The researchers believe commercial baby foods are also a culprit as they are generally highly processed products and often have high sugar content.
“A 2018 European Commission report of over 4,200 commercial baby foods and drinks sold across Europe revealed that 41% of the products analyzed contained free sugars. Free sugars were particularly abundant in baby biscuits and rusks, baby cereals, baby juices and drinks, baby fruit products, desserts and yogurts, and other baby snacks,” says the report.
According to the study, the global commercial baby food market was estimated to be worth over $37 billion in 2010, with Europe, the USA, and Asia holding a significant share. However, emerging economies are expected to see high growth in sales.
Radical reforms: The need of the hour
According to the researchers, a radically different approach is now needed to tackle this global health challenge. They add that oral healthcare systems need to be more inclusive, accessible, and accommodating for socially deprived and vulnerable groups.
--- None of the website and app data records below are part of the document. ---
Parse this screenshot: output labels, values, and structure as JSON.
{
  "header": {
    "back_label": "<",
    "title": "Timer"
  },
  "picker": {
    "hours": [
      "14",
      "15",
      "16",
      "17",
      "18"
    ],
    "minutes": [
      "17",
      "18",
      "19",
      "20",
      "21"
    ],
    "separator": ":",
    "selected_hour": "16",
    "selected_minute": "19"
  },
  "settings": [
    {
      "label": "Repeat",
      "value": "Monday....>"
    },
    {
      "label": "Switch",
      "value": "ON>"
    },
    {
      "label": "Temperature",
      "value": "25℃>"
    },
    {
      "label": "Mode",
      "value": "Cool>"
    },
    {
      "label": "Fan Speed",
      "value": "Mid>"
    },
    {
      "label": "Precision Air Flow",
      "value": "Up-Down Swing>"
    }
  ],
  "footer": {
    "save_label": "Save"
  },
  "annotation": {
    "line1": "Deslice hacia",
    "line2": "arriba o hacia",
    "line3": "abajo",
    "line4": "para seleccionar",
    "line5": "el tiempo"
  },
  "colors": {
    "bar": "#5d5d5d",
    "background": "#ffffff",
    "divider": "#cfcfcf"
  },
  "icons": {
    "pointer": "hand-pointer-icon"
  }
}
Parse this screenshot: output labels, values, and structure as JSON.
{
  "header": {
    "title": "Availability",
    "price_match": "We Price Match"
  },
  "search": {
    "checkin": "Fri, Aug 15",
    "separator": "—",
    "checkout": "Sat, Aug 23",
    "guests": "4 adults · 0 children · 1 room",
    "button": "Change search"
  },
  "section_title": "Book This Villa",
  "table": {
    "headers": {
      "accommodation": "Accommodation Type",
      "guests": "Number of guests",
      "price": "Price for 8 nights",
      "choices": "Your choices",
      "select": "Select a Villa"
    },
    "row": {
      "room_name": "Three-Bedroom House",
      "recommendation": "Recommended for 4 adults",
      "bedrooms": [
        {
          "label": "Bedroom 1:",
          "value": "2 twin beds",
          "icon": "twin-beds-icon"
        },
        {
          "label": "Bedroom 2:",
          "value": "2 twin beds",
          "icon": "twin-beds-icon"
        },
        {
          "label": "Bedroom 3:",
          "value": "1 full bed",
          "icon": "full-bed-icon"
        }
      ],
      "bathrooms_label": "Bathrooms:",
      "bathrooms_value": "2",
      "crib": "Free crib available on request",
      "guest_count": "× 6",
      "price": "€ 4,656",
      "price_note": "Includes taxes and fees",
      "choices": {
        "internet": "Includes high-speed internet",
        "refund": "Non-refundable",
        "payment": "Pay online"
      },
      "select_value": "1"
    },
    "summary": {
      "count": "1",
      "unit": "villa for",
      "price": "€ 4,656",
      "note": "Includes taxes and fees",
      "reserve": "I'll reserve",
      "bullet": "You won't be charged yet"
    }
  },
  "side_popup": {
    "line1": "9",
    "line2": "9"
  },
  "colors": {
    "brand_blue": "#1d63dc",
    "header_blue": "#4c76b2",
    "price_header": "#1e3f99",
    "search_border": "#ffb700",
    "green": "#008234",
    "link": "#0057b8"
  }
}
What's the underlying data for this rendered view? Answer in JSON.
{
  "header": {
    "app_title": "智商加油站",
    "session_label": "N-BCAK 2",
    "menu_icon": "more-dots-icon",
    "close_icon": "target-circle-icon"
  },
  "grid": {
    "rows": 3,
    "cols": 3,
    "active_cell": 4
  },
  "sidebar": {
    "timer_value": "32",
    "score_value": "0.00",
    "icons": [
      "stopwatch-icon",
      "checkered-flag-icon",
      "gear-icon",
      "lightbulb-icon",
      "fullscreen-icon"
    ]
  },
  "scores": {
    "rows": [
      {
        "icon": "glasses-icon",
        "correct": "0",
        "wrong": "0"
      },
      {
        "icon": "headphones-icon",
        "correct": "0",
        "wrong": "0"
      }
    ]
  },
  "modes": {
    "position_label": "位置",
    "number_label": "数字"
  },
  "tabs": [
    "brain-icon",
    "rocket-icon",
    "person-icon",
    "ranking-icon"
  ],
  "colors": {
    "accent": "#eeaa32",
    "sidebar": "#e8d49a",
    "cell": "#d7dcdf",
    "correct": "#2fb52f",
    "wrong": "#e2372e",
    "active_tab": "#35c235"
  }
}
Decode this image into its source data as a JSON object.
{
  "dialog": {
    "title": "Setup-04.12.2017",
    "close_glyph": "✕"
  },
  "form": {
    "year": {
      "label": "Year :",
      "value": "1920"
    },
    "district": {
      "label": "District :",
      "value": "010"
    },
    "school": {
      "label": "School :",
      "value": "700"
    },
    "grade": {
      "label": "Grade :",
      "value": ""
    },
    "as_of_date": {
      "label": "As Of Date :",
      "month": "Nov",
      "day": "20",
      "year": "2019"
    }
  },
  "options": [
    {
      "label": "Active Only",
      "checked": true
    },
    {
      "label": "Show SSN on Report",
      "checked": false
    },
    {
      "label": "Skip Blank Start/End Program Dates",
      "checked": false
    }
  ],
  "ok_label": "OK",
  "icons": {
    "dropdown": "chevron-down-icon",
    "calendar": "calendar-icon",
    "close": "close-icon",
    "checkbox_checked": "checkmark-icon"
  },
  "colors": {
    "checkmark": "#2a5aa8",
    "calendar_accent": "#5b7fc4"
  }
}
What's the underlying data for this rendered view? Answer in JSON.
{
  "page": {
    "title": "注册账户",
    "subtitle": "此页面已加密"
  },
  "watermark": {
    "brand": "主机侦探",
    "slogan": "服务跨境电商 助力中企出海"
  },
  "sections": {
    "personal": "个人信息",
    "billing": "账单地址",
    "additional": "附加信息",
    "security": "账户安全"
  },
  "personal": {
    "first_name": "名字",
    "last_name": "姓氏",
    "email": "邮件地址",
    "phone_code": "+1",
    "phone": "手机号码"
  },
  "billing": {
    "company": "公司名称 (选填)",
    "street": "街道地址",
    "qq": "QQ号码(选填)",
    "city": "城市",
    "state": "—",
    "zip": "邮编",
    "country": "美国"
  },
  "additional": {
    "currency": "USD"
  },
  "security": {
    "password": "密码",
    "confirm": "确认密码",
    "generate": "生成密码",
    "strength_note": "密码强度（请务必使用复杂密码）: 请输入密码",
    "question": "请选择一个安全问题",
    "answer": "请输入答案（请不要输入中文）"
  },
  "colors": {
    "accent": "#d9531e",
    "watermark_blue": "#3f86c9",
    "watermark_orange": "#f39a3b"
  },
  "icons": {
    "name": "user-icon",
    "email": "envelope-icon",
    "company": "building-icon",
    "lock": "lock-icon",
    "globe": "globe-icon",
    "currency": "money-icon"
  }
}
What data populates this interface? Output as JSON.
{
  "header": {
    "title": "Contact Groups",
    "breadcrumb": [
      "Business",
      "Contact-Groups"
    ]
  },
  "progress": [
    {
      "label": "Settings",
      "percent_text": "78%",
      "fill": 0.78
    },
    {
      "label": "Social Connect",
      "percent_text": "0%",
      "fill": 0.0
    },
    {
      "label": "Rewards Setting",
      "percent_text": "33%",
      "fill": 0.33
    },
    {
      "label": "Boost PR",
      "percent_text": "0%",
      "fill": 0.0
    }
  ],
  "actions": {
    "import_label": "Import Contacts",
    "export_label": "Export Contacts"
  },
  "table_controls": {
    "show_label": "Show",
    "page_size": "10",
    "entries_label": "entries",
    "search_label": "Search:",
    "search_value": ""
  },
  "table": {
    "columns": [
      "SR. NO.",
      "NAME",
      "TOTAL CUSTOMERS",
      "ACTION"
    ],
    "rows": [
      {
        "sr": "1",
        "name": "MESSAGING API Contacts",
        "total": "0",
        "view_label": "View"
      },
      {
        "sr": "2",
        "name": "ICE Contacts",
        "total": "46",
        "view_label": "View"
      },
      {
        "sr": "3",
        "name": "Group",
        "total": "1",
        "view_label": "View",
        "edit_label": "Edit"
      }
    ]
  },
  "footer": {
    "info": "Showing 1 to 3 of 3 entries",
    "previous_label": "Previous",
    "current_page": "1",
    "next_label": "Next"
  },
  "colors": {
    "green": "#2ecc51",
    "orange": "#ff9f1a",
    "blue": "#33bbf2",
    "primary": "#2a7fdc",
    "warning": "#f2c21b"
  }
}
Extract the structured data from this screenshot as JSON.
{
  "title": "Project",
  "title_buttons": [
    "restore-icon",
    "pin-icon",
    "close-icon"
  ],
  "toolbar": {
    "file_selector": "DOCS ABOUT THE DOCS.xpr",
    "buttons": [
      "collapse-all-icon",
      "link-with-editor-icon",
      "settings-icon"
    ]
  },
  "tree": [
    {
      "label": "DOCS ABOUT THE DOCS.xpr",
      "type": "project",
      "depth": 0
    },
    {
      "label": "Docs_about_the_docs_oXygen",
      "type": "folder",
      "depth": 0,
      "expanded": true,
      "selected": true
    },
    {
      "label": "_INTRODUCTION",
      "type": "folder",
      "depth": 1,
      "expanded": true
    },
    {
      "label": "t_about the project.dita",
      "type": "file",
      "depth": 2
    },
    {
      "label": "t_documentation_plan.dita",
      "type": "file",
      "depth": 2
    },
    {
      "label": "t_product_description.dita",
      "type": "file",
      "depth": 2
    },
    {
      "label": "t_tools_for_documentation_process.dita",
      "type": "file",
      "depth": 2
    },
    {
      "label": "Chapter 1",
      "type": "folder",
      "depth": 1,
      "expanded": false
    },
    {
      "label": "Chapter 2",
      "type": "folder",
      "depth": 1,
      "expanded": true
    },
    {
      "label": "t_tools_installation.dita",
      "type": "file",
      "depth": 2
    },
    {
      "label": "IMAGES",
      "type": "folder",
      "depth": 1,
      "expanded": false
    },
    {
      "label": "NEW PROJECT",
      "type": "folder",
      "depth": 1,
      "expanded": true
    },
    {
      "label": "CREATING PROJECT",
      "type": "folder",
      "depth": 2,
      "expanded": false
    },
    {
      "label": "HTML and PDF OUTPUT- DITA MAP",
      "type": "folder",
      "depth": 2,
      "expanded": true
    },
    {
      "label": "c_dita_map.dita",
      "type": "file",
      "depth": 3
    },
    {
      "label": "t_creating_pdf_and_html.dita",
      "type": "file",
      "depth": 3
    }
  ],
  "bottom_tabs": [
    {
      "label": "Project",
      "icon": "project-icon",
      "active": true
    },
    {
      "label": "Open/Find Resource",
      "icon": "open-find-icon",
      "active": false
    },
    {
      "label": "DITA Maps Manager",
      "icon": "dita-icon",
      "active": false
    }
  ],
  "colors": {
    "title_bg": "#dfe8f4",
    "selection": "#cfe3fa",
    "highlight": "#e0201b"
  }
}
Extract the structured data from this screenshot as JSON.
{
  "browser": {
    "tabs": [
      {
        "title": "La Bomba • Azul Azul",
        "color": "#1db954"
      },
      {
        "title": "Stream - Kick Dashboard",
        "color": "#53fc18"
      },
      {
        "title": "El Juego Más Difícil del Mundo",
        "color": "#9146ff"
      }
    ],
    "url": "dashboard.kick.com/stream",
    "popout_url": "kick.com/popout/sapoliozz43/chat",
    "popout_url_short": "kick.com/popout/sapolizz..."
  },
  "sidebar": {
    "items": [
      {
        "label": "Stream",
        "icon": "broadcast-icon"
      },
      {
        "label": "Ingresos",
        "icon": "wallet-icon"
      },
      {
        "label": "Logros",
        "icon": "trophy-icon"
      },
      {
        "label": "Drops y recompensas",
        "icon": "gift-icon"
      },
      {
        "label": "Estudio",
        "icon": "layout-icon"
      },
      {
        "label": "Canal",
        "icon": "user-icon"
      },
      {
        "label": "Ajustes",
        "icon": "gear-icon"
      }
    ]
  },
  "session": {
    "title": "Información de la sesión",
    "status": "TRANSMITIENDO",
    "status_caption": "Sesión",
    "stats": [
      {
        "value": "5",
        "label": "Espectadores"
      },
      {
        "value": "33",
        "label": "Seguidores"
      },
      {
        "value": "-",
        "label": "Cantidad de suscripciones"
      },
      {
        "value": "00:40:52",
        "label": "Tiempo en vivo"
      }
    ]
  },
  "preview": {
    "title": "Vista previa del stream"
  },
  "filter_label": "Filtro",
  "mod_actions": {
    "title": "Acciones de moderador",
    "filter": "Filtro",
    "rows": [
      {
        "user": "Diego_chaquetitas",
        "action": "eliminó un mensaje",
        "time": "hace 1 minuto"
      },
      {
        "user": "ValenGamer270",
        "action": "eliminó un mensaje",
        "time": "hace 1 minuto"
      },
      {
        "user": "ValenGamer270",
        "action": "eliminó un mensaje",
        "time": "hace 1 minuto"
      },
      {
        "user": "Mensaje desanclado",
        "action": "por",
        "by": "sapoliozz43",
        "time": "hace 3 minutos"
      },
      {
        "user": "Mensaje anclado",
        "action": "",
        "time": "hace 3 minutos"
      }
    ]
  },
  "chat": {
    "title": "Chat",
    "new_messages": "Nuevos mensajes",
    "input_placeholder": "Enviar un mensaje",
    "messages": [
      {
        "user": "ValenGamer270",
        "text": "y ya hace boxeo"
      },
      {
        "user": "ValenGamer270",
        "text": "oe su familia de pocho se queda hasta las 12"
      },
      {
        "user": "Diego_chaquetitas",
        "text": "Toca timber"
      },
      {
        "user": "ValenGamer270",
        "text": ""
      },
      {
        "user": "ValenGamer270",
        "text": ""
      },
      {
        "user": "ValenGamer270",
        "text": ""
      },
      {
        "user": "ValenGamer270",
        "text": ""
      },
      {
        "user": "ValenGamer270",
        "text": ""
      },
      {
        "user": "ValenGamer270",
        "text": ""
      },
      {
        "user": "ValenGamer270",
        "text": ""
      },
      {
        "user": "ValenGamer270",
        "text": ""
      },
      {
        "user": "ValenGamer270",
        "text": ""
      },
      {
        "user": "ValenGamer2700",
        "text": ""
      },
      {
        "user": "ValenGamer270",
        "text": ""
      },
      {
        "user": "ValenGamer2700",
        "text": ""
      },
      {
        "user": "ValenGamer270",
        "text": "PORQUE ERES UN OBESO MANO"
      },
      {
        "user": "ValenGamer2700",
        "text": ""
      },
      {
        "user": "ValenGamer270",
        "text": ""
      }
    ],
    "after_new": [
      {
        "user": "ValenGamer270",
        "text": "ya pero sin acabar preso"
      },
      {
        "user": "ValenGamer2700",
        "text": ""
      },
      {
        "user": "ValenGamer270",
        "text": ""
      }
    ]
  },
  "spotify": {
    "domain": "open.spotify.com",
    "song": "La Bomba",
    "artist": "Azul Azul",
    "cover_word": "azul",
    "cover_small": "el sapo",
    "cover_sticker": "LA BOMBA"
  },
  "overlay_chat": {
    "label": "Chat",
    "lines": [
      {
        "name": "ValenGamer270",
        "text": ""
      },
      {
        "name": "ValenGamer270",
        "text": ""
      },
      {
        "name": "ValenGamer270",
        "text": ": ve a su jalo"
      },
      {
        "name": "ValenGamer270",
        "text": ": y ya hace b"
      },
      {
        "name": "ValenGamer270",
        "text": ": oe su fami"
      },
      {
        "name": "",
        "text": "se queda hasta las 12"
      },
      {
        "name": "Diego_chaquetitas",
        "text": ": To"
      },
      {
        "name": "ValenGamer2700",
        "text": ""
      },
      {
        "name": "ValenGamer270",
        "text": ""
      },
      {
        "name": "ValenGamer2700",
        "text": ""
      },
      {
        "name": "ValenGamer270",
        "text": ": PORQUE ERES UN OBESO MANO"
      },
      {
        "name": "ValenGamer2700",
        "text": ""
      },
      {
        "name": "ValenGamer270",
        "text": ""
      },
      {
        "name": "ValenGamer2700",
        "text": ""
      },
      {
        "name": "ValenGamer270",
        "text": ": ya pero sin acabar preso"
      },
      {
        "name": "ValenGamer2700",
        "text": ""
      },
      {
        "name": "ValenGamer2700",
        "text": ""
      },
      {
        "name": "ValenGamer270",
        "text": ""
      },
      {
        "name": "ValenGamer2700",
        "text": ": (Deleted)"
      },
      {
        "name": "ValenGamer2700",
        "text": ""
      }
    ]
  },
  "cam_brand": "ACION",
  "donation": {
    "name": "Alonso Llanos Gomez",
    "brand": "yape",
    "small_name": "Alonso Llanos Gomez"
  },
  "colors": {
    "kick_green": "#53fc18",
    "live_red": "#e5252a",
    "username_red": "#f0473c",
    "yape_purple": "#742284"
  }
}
The researchers recommend standardized oral disease surveillance systems to examine the full extent and severity of oral conditions globally. “Rather than being isolated and separated from the mainstream healthcare system, dentistry needs to be more integrated, in particular with primary care services,” they say.
Further, researchers recommend “bold action” and stricter rules to address the negative influence of the global sugar industry, which they say uses multiple strategies to lessen the effect of any public health efforts attempting to reduce free sugar consumption.
“A pressing need exists to develop a clearer and more transparent conflict of interest policies and procedures, to restrict and clarify the influence of the sugar industry on dental research and oral health policy. Reduce industry influence in the development of clinical practice guidelines by requiring the majority of committee members and committee chair to be free of financial conflicts of interest. Based on experience gained from tobacco control, dental professional organizations, academic institutions, individual researchers, and policymakers should not accept any funding, sponsorship, or support from the sugar industry,” says the study.
The studies are - Oral diseases: a global public health challenge and Ending the neglect of global oral health: time for radical action.